Shortcomings in training for maternity staff has been brought into sharp focus recently by campaigns to reinstate the maternity safety training fund, which I previously wrote about here:
The fund (“MTSF”) was launched in 2017 to improve access to training for those involved in maternity care and brought about improvements in skills, knowledge and awareness, according to a report carried out by the Health & Social Care Commission in late 2018.
Following on from their “Mind the Gap” report, the national charity Baby Lifeline, which campaigns for improvements in maternity care, this month published a report entitled “Closing the Gap”. The report highlights the urgent need for investments to support multi-professional training in maternity services in order to avoid a range of possible bad outcomes.
Whilst the report notes that implementation of the MTSF resulted in improvements to training, the authors of the report conclude that it did not go far enough. A number of factors, including the cost of back-filling staff, lack of proper planning and imposition of deadlines upon trusts were said to result in inefficiencies in the implementation of the fund.
The report notes that budgets for Continuing Professional Development (CPD) for Nurses and Midwives have been cut year on year since 2012, and the authors make recommendations as to the minimum time which should be spent by various clinicians on CPD each year. For example, for a midwife or obstetrician, the report recommends that a minimum of 20 hours CPD ought to be funded.
Importantly, the report highlights the human and financial costs associated with the lack of training. Based on national statistics, and assuming around 600,000 births per year, the authors state that we can expect to see in England:
(i) 2,400 stillbirths per year
(ii) 1,680 early neonatal deaths per year
(iii) 1,560 cases of HIE (Hypoxic Ischaemic Encephalopathy) per year

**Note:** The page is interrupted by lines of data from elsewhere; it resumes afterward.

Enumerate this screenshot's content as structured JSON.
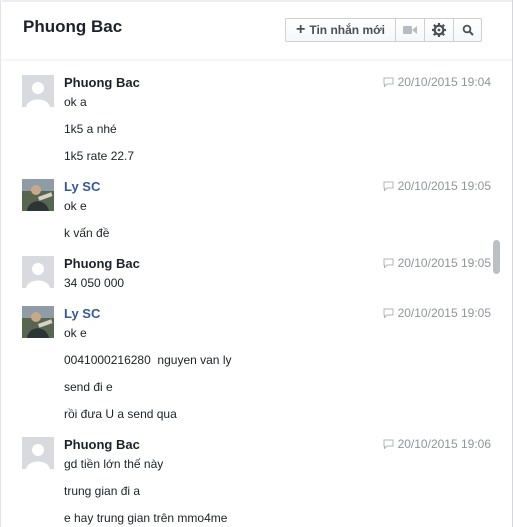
{
  "header": {
    "title": "Phuong Bac",
    "new_message_label": "Tin nhắn mới",
    "icons": [
      "plus-icon",
      "video-icon",
      "gear-icon",
      "search-icon"
    ]
  },
  "colors": {
    "sender_blue": "#365899",
    "timestamp_gray": "#90949c",
    "text": "#1d2129"
  },
  "messages": [
    {
      "sender": "Phuong Bac",
      "time": "20/10/2015 19:04",
      "lines": [
        "ok a",
        "1k5 a nhé",
        "1k5 rate 22.7"
      ]
    },
    {
      "sender": "Ly SC",
      "time": "20/10/2015 19:05",
      "lines": [
        "ok e",
        "k vấn đề"
      ]
    },
    {
      "sender": "Phuong Bac",
      "time": "20/10/2015 19:05",
      "lines": [
        "34 050 000"
      ]
    },
    {
      "sender": "Ly SC",
      "time": "20/10/2015 19:05",
      "lines": [
        "ok e",
        "0041000216280  nguyen van ly",
        "send đi e",
        "rồi đưa U a send qua"
      ]
    },
    {
      "sender": "Phuong Bac",
      "time": "20/10/2015 19:06",
      "lines": [
        "gd tiền lớn thế này",
        "trung gian đi a",
        "e hay trung gian trên mmo4me"
      ]
    }
  ]
}
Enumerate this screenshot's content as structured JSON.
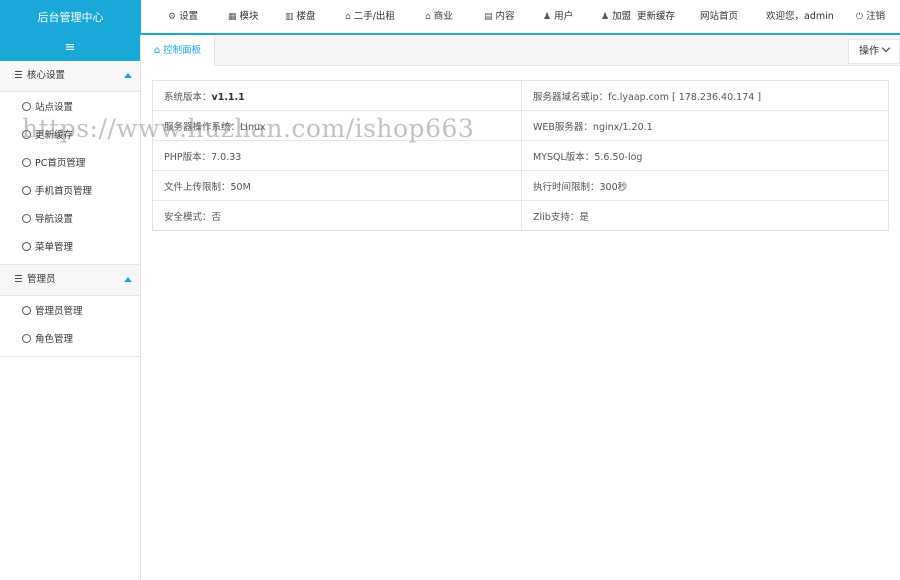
{
  "header": {
    "app_title": "后台管理中心",
    "nav": [
      {
        "icon": "gear-icon",
        "glyph": "⚙",
        "label": "设置"
      },
      {
        "icon": "grid-icon",
        "glyph": "▦",
        "label": "模块"
      },
      {
        "icon": "building-icon",
        "glyph": "▥",
        "label": "楼盘"
      },
      {
        "icon": "tag-icon",
        "glyph": "⌂",
        "label": "二手/出租"
      },
      {
        "icon": "shop-icon",
        "glyph": "⌂",
        "label": "商业"
      },
      {
        "icon": "doc-icon",
        "glyph": "▤",
        "label": "内容"
      },
      {
        "icon": "user-icon",
        "glyph": "♟",
        "label": "用户"
      },
      {
        "icon": "users-icon",
        "glyph": "♟",
        "label": "加盟"
      },
      {
        "icon": "",
        "glyph": "",
        "label": "更新缓存"
      },
      {
        "icon": "",
        "glyph": "",
        "label": "网站首页"
      },
      {
        "icon": "",
        "glyph": "",
        "label": "欢迎您，admin"
      },
      {
        "icon": "power-icon",
        "glyph": "⏻",
        "label": "注销"
      }
    ]
  },
  "sidebar": {
    "toggle_glyph": "≡",
    "groups": [
      {
        "title": "核心设置",
        "items": [
          "站点设置",
          "更新缓存",
          "PC首页管理",
          "手机首页管理",
          "导航设置",
          "菜单管理"
        ]
      },
      {
        "title": "管理员",
        "items": [
          "管理员管理",
          "角色管理"
        ]
      }
    ]
  },
  "tabs": {
    "home_label": "控制面板",
    "home_glyph": "⌂",
    "ops_label": "操作"
  },
  "info": {
    "rows": [
      [
        {
          "label": "系统版本：",
          "value": "v1.1.1",
          "bold": true
        },
        {
          "label": "服务器域名或ip：",
          "value": "fc.lyaap.com [ 178.236.40.174 ]"
        }
      ],
      [
        {
          "label": "服务器操作系统：",
          "value": "Linux"
        },
        {
          "label": "WEB服务器：",
          "value": "nginx/1.20.1"
        }
      ],
      [
        {
          "label": "PHP版本：",
          "value": "7.0.33"
        },
        {
          "label": "MYSQL版本：",
          "value": "5.6.50-log"
        }
      ],
      [
        {
          "label": "文件上传限制：",
          "value": "50M"
        },
        {
          "label": "执行时间限制：",
          "value": "300秒"
        }
      ],
      [
        {
          "label": "安全模式：",
          "value": "否"
        },
        {
          "label": "Zlib支持：",
          "value": "是"
        }
      ]
    ]
  },
  "watermark": "https://www.huzhan.com/ishop663"
}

Whilst the report states that the lifetime costs associated with an incident of HIE or almost £800,000.00, my experience of dealing with cases involving children who have suffered brain damage at birth as a result of substandard care has shown that the financial consequences can be far more profound. Cases involving children who have been left seriously disabled because of the consequences of oxygen deprivation due to a delayed delivery can receive in excess of £20 million, which ultimately is funded by the NHS.
The report concludes that a significant proportion of the financial consequences can be avoided with different care, and that the quality of care is related to the access to training.
It is hoped that the recommendations made in the report will be heeded, and that the safety fund will be reinstated as soon as possible.